— Exercise instructions —
Retype the listing exactly, minus its pictures.

— Data provided —
§ §
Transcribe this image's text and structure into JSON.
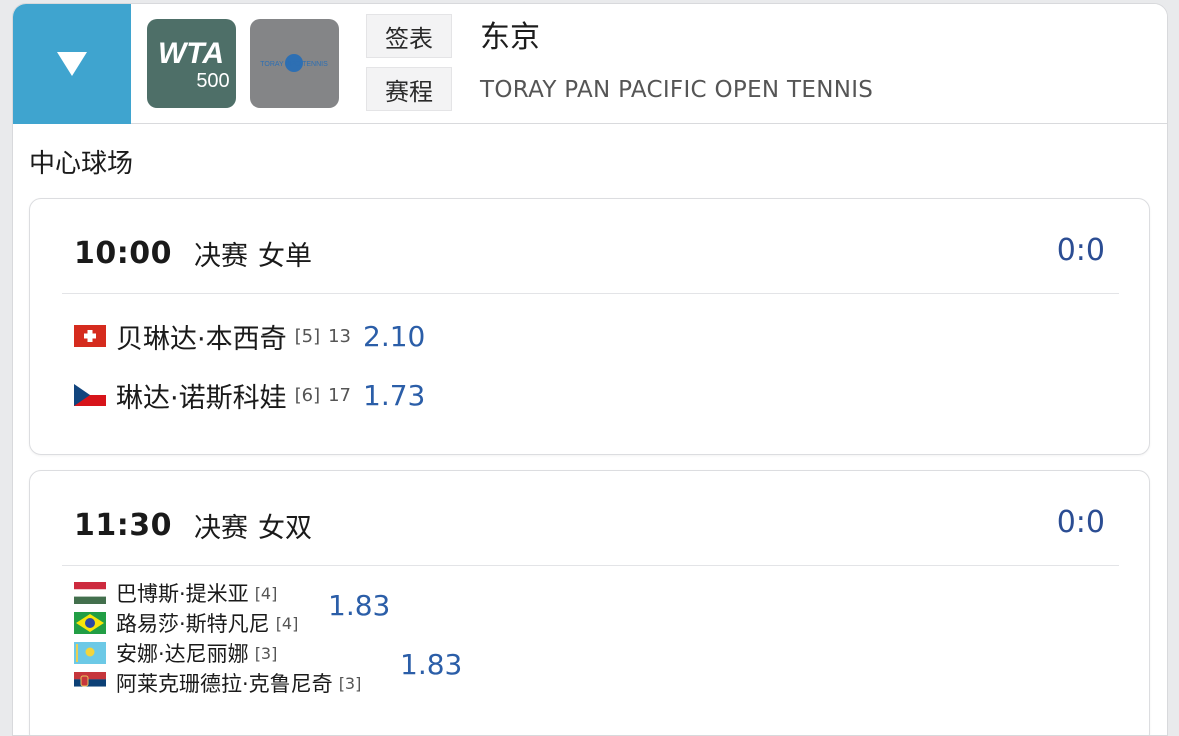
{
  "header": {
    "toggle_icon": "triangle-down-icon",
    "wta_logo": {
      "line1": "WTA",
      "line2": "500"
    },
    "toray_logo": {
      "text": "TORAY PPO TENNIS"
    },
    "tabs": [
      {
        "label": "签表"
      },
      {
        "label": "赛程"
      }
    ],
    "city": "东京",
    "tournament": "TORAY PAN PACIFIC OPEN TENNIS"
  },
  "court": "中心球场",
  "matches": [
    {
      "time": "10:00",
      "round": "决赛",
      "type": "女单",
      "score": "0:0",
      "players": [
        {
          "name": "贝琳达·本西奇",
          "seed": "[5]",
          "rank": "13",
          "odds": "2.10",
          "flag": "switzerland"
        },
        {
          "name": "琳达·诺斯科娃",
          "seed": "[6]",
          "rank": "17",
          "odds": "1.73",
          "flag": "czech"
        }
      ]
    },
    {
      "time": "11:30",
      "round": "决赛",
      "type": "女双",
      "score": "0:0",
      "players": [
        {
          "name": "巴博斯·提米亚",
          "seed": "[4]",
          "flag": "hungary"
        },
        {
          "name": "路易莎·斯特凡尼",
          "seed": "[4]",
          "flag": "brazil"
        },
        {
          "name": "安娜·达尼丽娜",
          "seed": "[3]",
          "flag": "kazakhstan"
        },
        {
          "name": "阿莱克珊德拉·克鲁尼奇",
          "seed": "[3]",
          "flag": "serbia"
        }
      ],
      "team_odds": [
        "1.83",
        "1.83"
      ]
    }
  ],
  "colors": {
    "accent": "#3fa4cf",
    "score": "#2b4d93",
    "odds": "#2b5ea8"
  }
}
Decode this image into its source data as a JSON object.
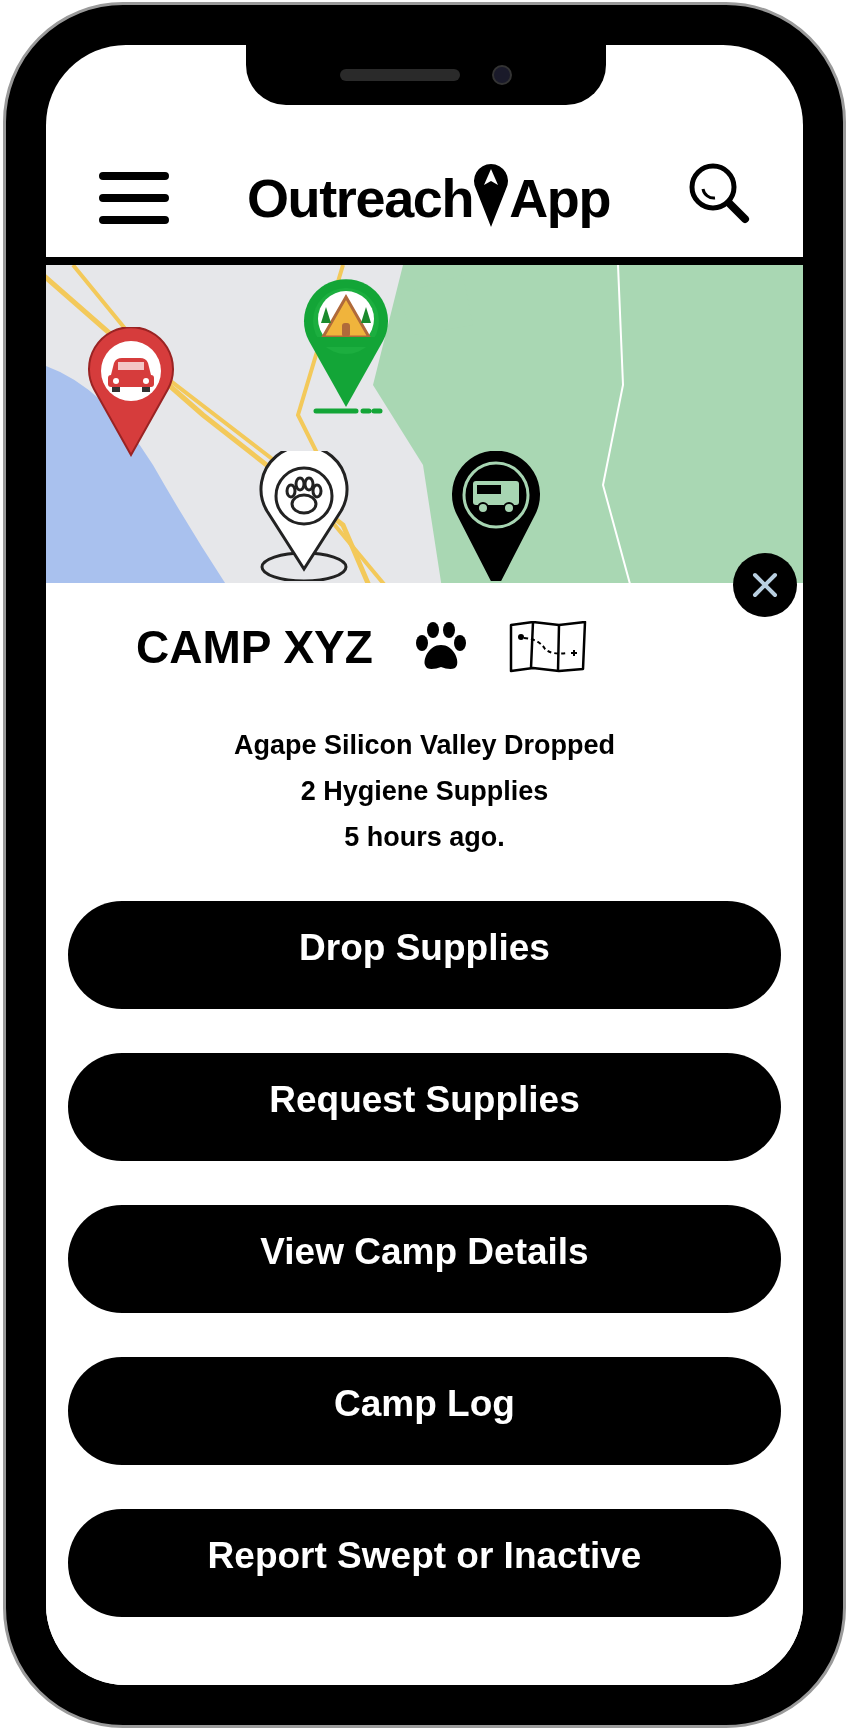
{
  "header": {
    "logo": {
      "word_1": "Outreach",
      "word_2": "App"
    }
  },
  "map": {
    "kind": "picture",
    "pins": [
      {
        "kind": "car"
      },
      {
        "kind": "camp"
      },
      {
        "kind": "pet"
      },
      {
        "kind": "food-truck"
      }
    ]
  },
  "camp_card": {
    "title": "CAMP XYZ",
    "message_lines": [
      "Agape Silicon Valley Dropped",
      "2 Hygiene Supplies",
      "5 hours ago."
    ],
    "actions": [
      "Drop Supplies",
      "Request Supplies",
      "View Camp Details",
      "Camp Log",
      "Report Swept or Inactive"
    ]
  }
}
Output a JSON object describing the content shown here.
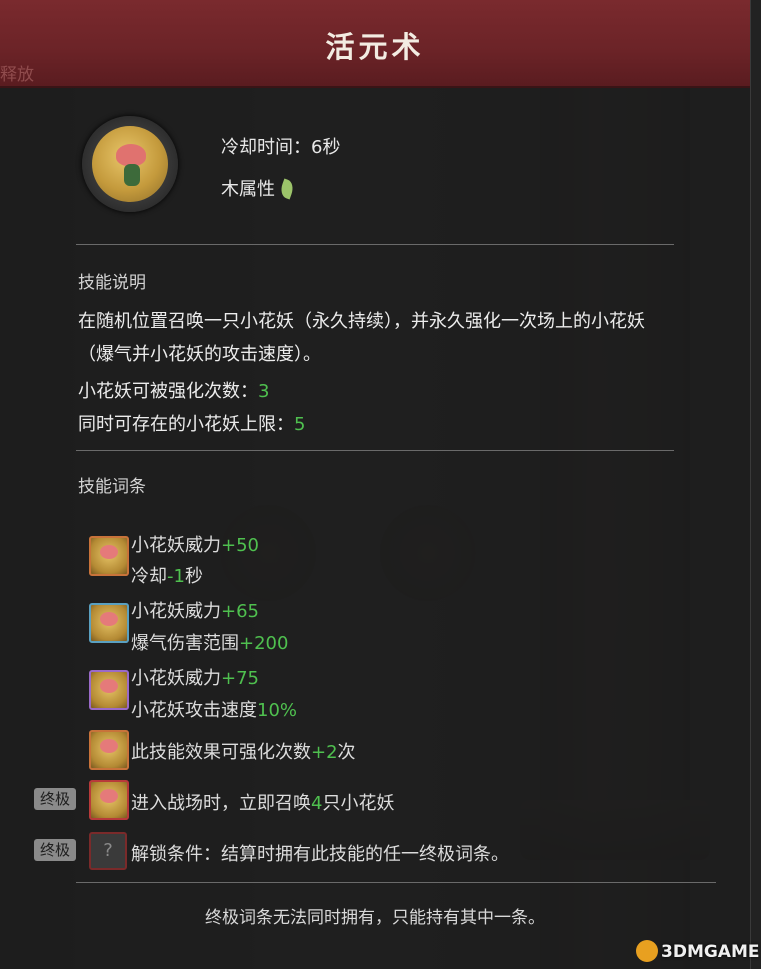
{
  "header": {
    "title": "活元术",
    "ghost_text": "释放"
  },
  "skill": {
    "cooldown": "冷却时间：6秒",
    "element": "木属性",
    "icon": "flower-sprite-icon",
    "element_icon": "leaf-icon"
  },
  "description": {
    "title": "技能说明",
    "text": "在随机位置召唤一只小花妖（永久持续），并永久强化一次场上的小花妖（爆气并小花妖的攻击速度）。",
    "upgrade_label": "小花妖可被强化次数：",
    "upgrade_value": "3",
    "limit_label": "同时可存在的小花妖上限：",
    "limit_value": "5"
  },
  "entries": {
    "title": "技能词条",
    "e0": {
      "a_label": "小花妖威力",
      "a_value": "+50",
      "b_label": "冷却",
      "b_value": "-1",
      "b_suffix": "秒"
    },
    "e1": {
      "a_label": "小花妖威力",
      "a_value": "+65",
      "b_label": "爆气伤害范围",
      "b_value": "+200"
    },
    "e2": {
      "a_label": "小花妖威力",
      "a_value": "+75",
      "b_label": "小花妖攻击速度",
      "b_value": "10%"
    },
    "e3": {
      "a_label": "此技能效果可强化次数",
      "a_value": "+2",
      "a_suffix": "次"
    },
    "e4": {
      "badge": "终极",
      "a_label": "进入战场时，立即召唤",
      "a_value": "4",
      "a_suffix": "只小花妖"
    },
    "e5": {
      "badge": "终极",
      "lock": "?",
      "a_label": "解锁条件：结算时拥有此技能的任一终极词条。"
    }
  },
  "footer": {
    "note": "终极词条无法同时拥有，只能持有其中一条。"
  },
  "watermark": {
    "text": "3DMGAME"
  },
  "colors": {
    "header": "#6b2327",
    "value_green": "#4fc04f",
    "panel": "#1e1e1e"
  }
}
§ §
— Task output —
Transcribe this image's text and structure into JSON.
{
  "header": {
    "toggle_icon": "triangle-down-icon",
    "wta_logo": {
      "line1": "WTA",
      "line2": "500"
    },
    "toray_logo": {
      "text": "TORAY PPO TENNIS"
    },
    "tabs": [
      {
        "label": "签表"
      },
      {
        "label": "赛程"
      }
    ],
    "city": "东京",
    "tournament": "TORAY PAN PACIFIC OPEN TENNIS"
  },
  "court": "中心球场",
  "matches": [
    {
      "time": "10:00",
      "round": "决赛",
      "type": "女单",
      "score": "0:0",
      "players": [
        {
          "name": "贝琳达·本西奇",
          "seed": "[5]",
          "rank": "13",
          "odds": "2.10",
          "flag": "switzerland"
        },
        {
          "name": "琳达·诺斯科娃",
          "seed": "[6]",
          "rank": "17",
          "odds": "1.73",
          "flag": "czech"
        }
      ]
    },
    {
      "time": "11:30",
      "round": "决赛",
      "type": "女双",
      "score": "0:0",
      "players": [
        {
          "name": "巴博斯·提米亚",
          "seed": "[4]",
          "flag": "hungary"
        },
        {
          "name": "路易莎·斯特凡尼",
          "seed": "[4]",
          "flag": "brazil"
        },
        {
          "name": "安娜·达尼丽娜",
          "seed": "[3]",
          "flag": "kazakhstan"
        },
        {
          "name": "阿莱克珊德拉·克鲁尼奇",
          "seed": "[3]",
          "flag": "serbia"
        }
      ],
      "team_odds": [
        "1.83",
        "1.83"
      ]
    }
  ],
  "colors": {
    "accent": "#3fa4cf",
    "score": "#2b4d93",
    "odds": "#2b5ea8"
  }
}
Decode this image into its source data as a JSON object.
{
  "header": {
    "logo": {
      "word_1": "Outreach",
      "word_2": "App"
    }
  },
  "map": {
    "kind": "picture",
    "pins": [
      {
        "kind": "car"
      },
      {
        "kind": "camp"
      },
      {
        "kind": "pet"
      },
      {
        "kind": "food-truck"
      }
    ]
  },
  "camp_card": {
    "title": "CAMP XYZ",
    "message_lines": [
      "Agape Silicon Valley Dropped",
      "2 Hygiene Supplies",
      "5 hours ago."
    ],
    "actions": [
      "Drop Supplies",
      "Request Supplies",
      "View Camp Details",
      "Camp Log",
      "Report Swept or Inactive"
    ]
  }
}
Output a JSON object describing the content shown here.
{
  "header": {
    "title": "活元术",
    "ghost_text": "释放"
  },
  "skill": {
    "cooldown": "冷却时间：6秒",
    "element": "木属性",
    "icon": "flower-sprite-icon",
    "element_icon": "leaf-icon"
  },
  "description": {
    "title": "技能说明",
    "text": "在随机位置召唤一只小花妖（永久持续），并永久强化一次场上的小花妖（爆气并小花妖的攻击速度）。",
    "upgrade_label": "小花妖可被强化次数：",
    "upgrade_value": "3",
    "limit_label": "同时可存在的小花妖上限：",
    "limit_value": "5"
  },
  "entries": {
    "title": "技能词条",
    "e0": {
      "a_label": "小花妖威力",
      "a_value": "+50",
      "b_label": "冷却",
      "b_value": "-1",
      "b_suffix": "秒"
    },
    "e1": {
      "a_label": "小花妖威力",
      "a_value": "+65",
      "b_label": "爆气伤害范围",
      "b_value": "+200"
    },
    "e2": {
      "a_label": "小花妖威力",
      "a_value": "+75",
      "b_label": "小花妖攻击速度",
      "b_value": "10%"
    },
    "e3": {
      "a_label": "此技能效果可强化次数",
      "a_value": "+2",
      "a_suffix": "次"
    },
    "e4": {
      "badge": "终极",
      "a_label": "进入战场时，立即召唤",
      "a_value": "4",
      "a_suffix": "只小花妖"
    },
    "e5": {
      "badge": "终极",
      "lock": "?",
      "a_label": "解锁条件：结算时拥有此技能的任一终极词条。"
    }
  },
  "footer": {
    "note": "终极词条无法同时拥有，只能持有其中一条。"
  },
  "watermark": {
    "text": "3DMGAME"
  },
  "colors": {
    "header": "#6b2327",
    "value_green": "#4fc04f",
    "panel": "#1e1e1e"
  }
}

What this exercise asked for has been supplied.